Are you looking for a new projector to add to your home theatre setup? There are many different types of projectors, so how do you know which one is right for you? There are many features to consider when buying a projector, including resolution and screen size. It is also important to consider what kind of projection you need if you have a home theater or want to take your projectors to a conference.
The first thing to consider when buying a projector is the screen size. We all have one in our home theatre, but do we know what’s inside it? Or how much do we need to spend on upgrading our existing setup? Let’s look at some of the main types of projectors and how they differ.
A bigger screen requires a bigger projector. You may need a larger model to install a projector in a room with low light levels. If you add a projector to your living room setup, you can get away with a smaller projector. These are great for bedrooms, where there’s plenty of light.
When is a projector most useful?
A projector is ideal for a home theatre setup if you want to create the ultimate home cinema experience. Projectors can project images onto various surfaces to be used in any house room. They’re great for making large images and screens and can be used for more than just watching movies. You could use them to display presentations or play games. They’re also great for home office setups where you want to create a large image and project it on a wall or a table.
What features should you look for?
Before you buy your projector, you need to understand what type of projector you’re looking for. The answer may depend on what you plan to watch, whether you want it portable, and whether it has HDMI inputs.
What are some projectors that aren’t worth buying?
What are some projectors that aren’t worth buying?
A projector is the heart of your home cinema system. If you have an LCD screen, the screen’s backlight allows the image to shine on the net.
The best quality screens are those with a digital cinema light source (DCLS), which allows for better contrast, color accuracy, and a brighter picture.
You can also get cheap projectors with DCLS, but the quality will be far from great. So if you’re looking for a projector that will last years, ensure you get a DCLS screen.
What are some great projectors?
Projectors come in a wide range of models and price points. Some are portable, while others are quite large and heavy. Some are more powerful than others, and some are better at displaying videos. All projectors require some form of screen to display images, and most have a built-in light source to illuminate the screen.
The differences between the different types of projectors can be significant. For example, a projector with the best image quality will be much more expensive.
The following types of projectors are among the most popular in the market:
• LED TVs
• LCD TVs

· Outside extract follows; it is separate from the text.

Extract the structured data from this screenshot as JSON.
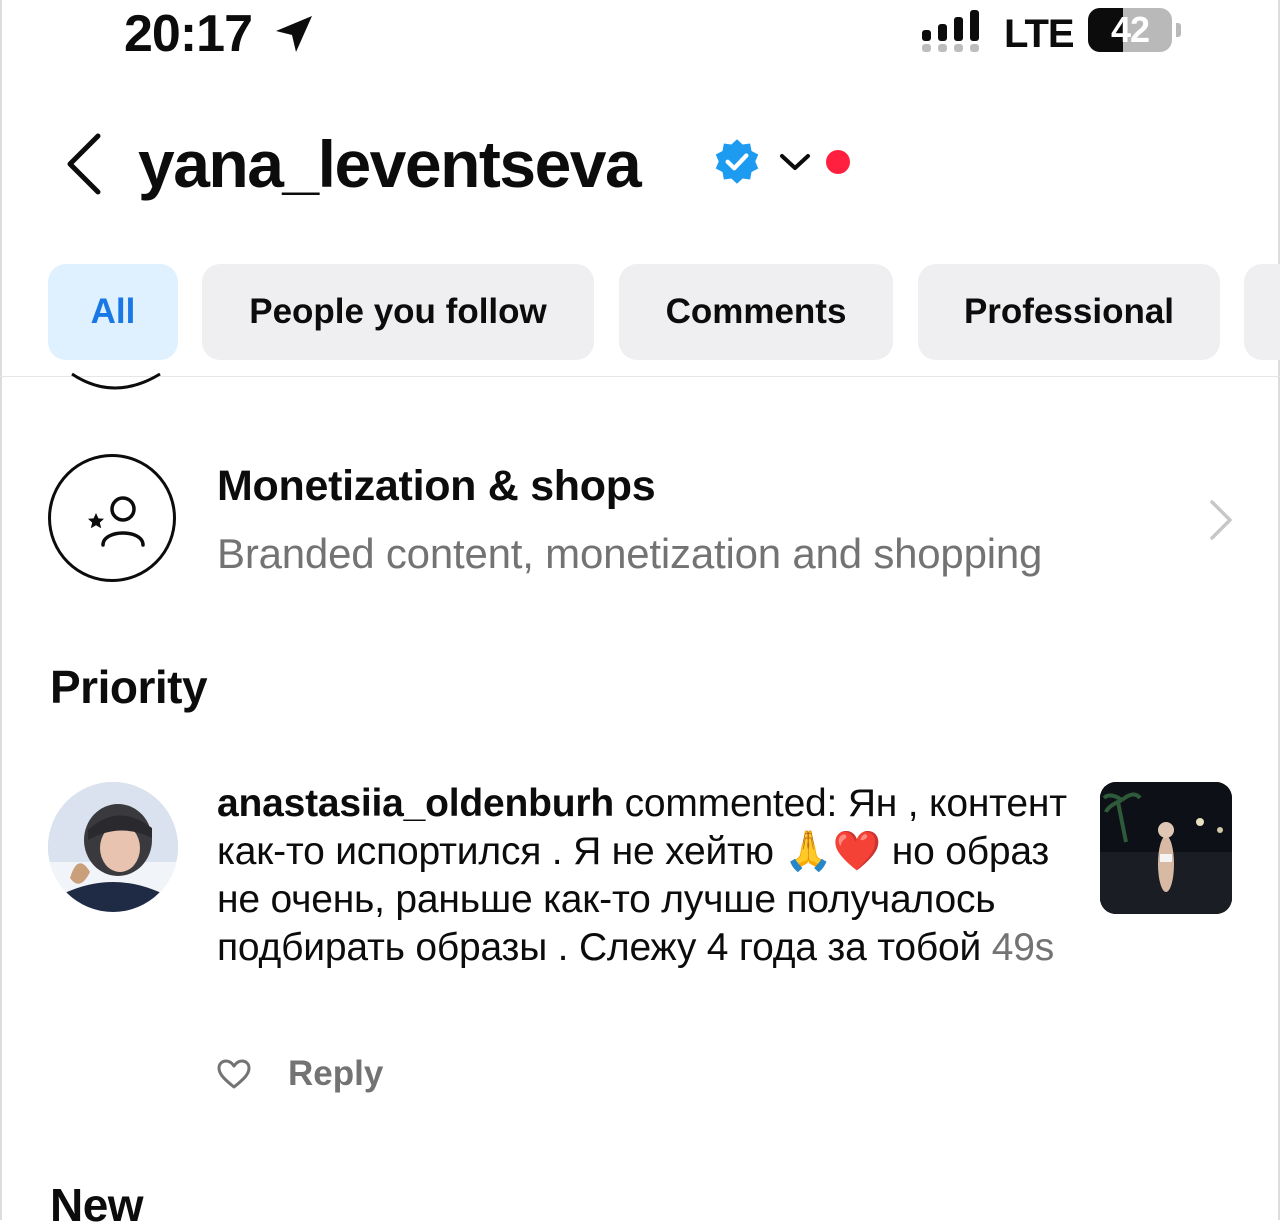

• DLP TVs
• 3D projectors
• Laser projectors
• Home cinema projectors
• Portable projectors
There are plenty more projectors, but these are the ones we focus on. They are all suitable for home use, and all of them are fairly affordable.
What type of projector is best for you?
A projector is an essential component of your home theatre setup. Whether you have a 4K TV, Blu-ray player, smart TV, or another set-top box, you must find a projector that fits your needs. Projectors come in various sizes, ranging from tiny portable projectors to large, powerful models. The most common length is 20 inches or less.
Here are the different types of projectors to consider, along with a few key differences between each type.
LCD stands for liquid crystal display, typically the cheapest option. They provide sharp, bright images but are generally limited in brightness, contrast, and resolution.
Typically, they’re found in mobile devices, TVs, and computers.
LEDs, or light-emitting diodes, are the most popular type of projector. They provide brighter, sharper images than LCDs but are also more expensive.
They’re often used in large, powerful projectors and usually come with a bright-white light bulb.
3D projectors are becoming more common. They’re very popular in the movie industry and used for home theatre applications.
They can be a good choice if you want to watch movies in 3D or are into sports or gaming.
Digital light processing (DLP) projectors are a hybrid of the two technologies mentioned above.
DLPs use a combination of LCD and LED technology, which allows for greater resolution than a pure LCD model.
DLPs are also more expensive than a pure LED models.
They’re typically used in larger, more expensive models.
OLED stands for organic light-emitting diode. OLEDs use a similar technology to DLPs, but they’re more expensive.
Frequently Asked Questions Buying a Projector
Q: What kind of projector should I buy?
A: If you want a high-quality projector, it should have a long warranty period and a lifetime warranty on parts. A well-built projector with quality parts will last longer than one with cheap parts and is poorly built.
Q: How much should I spend on a projector?
A: I would recommend spending $300 to $500. You can find good-quality projectors under $100, but I don’t think they will last as long.
Q: How much should I spend on a projector screen?
A: There are different types of screens, like matte or glossy. You should check out the quality of the screen, the size of the screen, and what kind of mounting system it comes with.
Top 4 Myths About Buying a Projector
1. A projector must be big.
2. A projector must have the 3D capability.
3. A projector must have wireless capabilities.
4. A projector must have built-in speakers.
Projectors are often seen as a necessary purchase for a home theatre setup. They’re used for movies, video games, watching DVDs, and other entertainment. When looking at the latest projectors on the market, it’s not always easy to pick a projector to deliver the performance you need. I’ve created a buyer’s guide packed with information to help you make the right choice. If you’d like to learn more about projectors, then keep reading. I will share my top tips and advice so you can make an informed decision when purchasing a projector.